One case report explains how the nail disorder is “characterised by nails that show the proximal portion of the nails white and the distal half red, pink, or brown, with a sharp line of demarcation between the two halves”.

The distinctive appearance comes from a mixture of anaemia (causing the pale bands) and melanin deposits (creating the darker sections). Though they’re not to be confused with...

3. White nails with a brown band on top

These are also known as Terry’s nails and can indicate liver disease or cirrhosis. The condition is also linked to ageing, as well as:

  • peripheral vascular disease
  • chronic kidney failure
  • type 2 diabetes
  • HIV
  • congestive heart failure
  • skin conditions like vitiligo or tuberculoid leprosy
  • viral hepatitis.

The condition can be spotted on nails that “are entirely white with a red or brownish band at the tip”. They also have a unique appearance that resembles ground glass, according to Healthline.

And, like Linday’s nails, they can appear on your toenails too (or even just one finger).

4. Horizontal ridges

These are also known as Beau’s lines and can indicate an interruption in your natural nail growth caused by things like chemotherapy and major illness.

The Mayo Clinic suggests they may be caused by things like:

  • Infections.
  • Diabetes that is not well controlled.
  • Conditions in which narrowed blood vessels lower blood flow to the arms and legs.

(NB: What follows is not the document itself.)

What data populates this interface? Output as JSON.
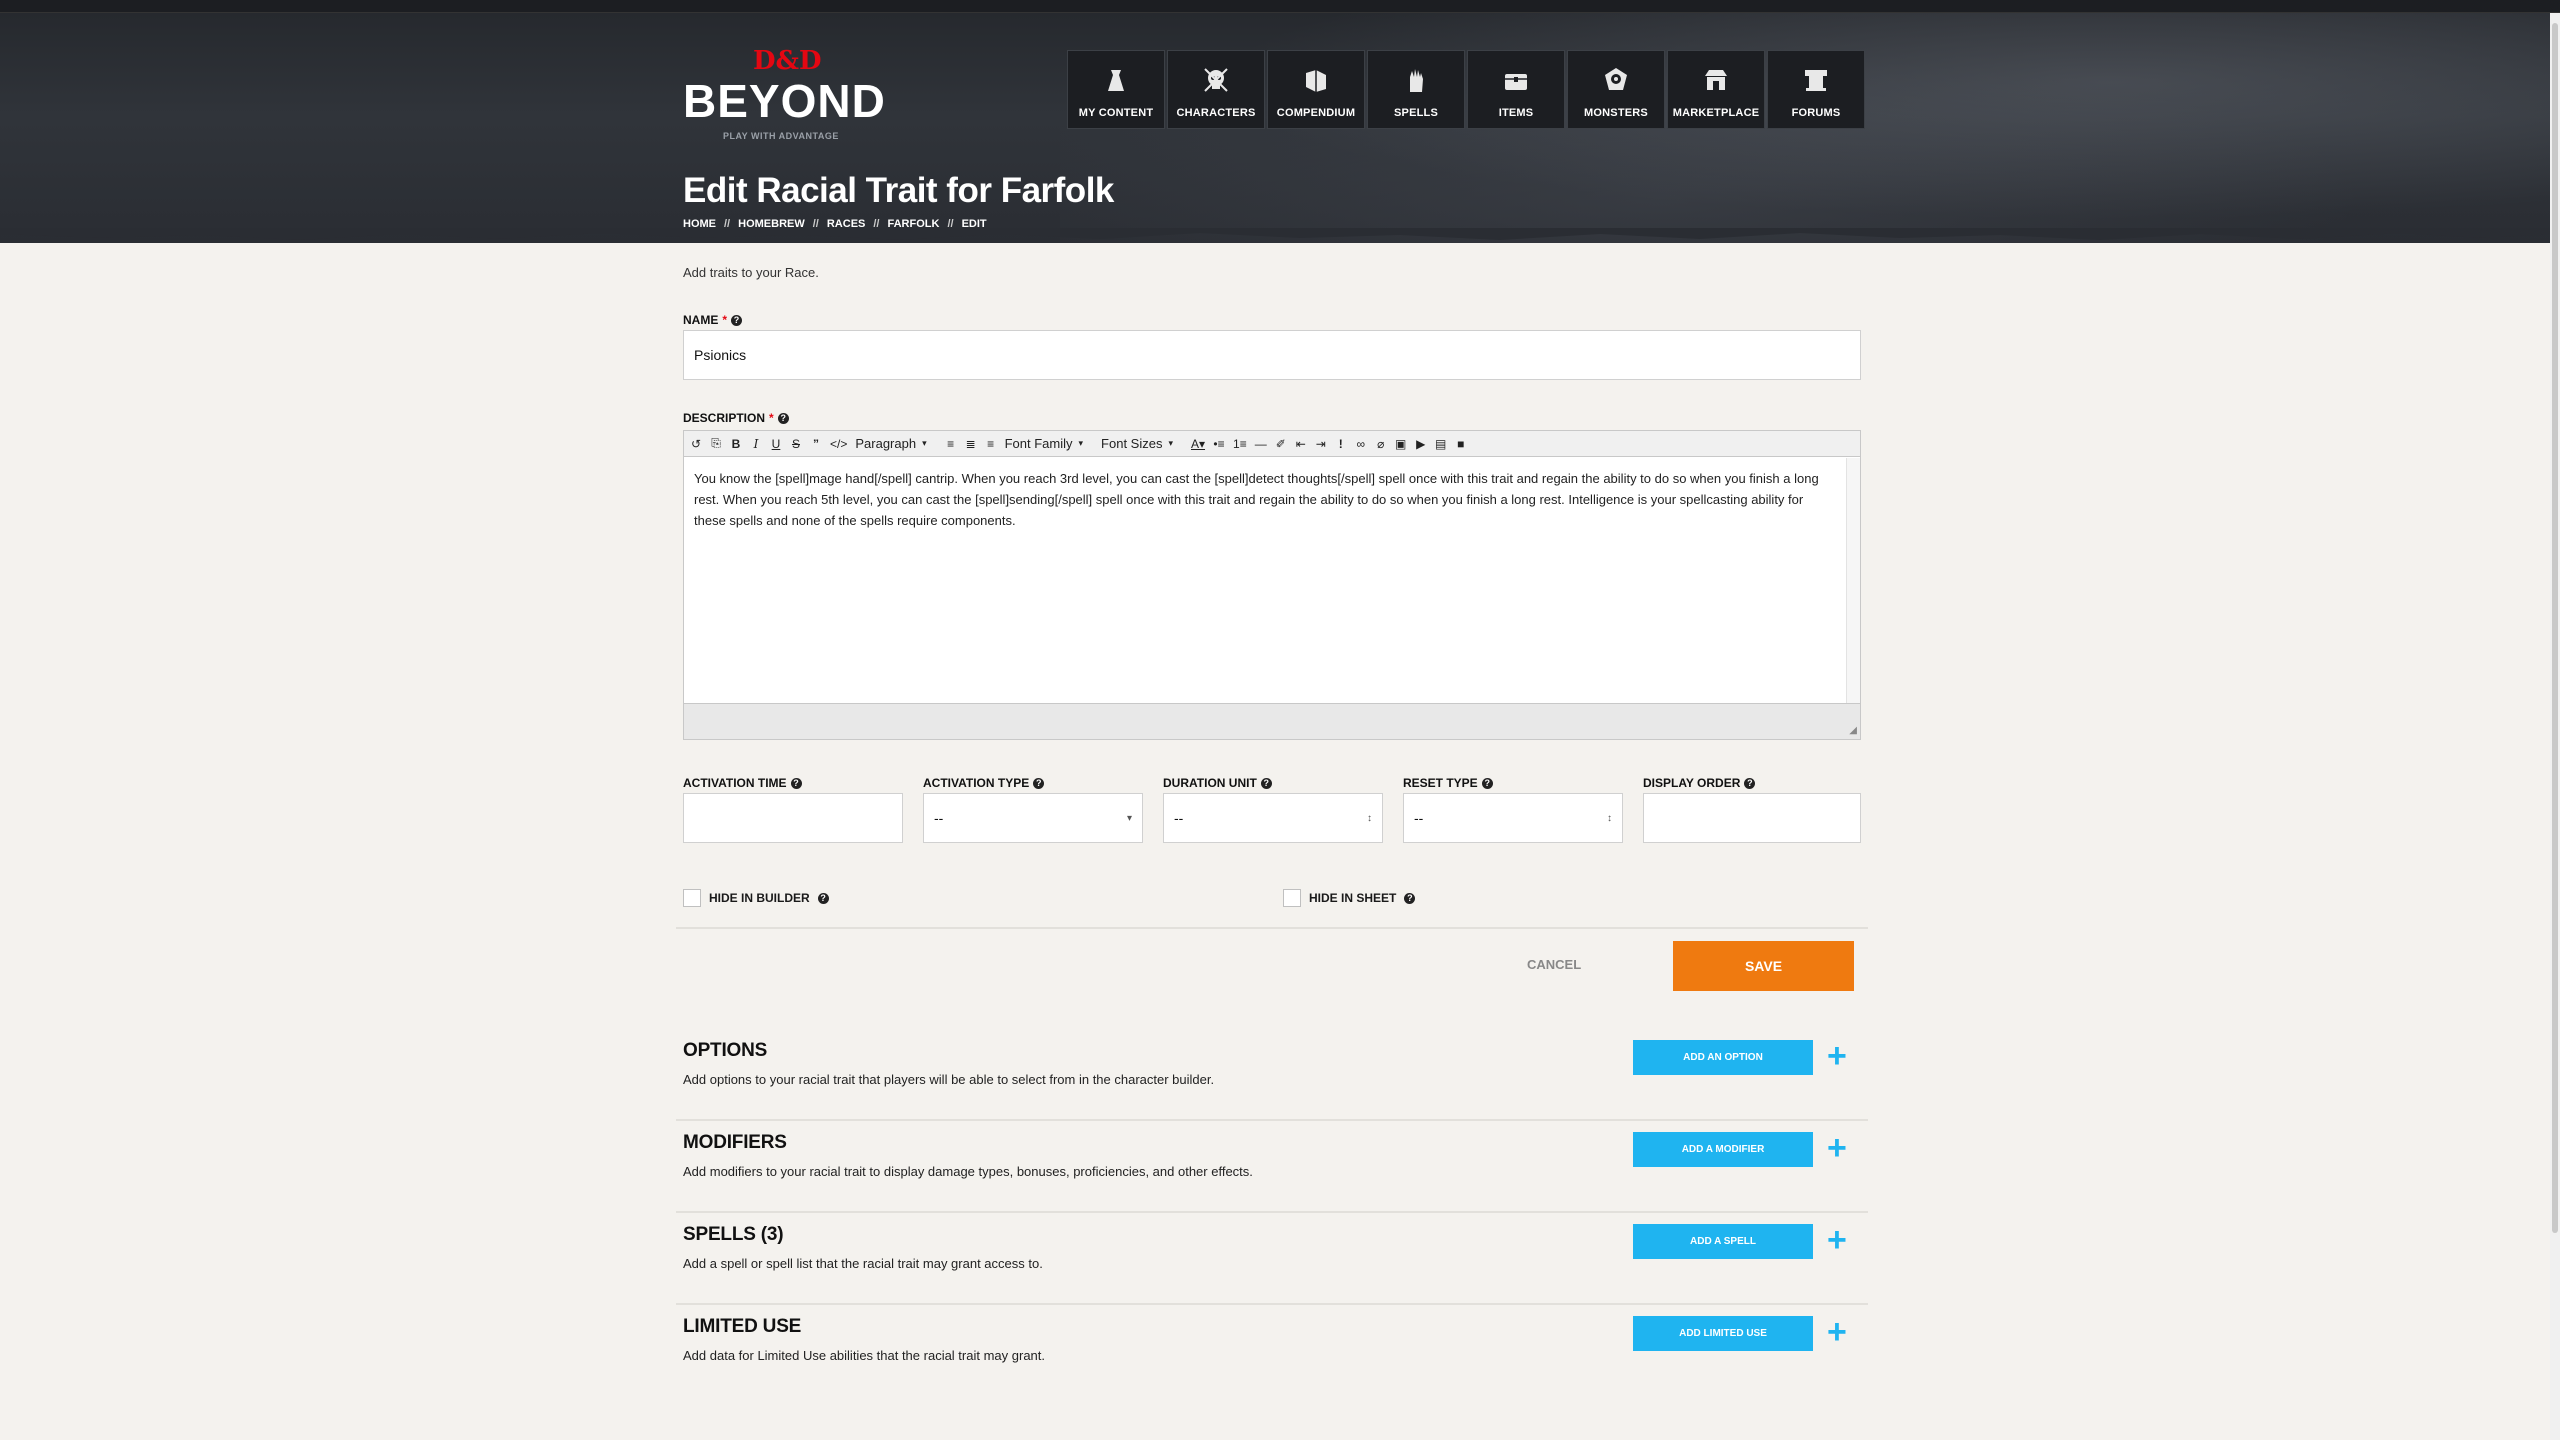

This is called peripheral artery disease.
  • Illnesses that include a high fever, such as scarlet fever, measles, mumps and pneumonia.
  • Not getting enough zinc.
  • Some types of medicines, including retinoids and chemotherapy.

They can also be the result of an injury, such as dropping something heavy onto your nails, and can occur in fingernails and toenails.

If you’re concerned about any of these conditions, it might be worth a trip to the doctor. And if you have other nail issues, check this list from the NHS to see whether or not they’re worth getting looked at, too.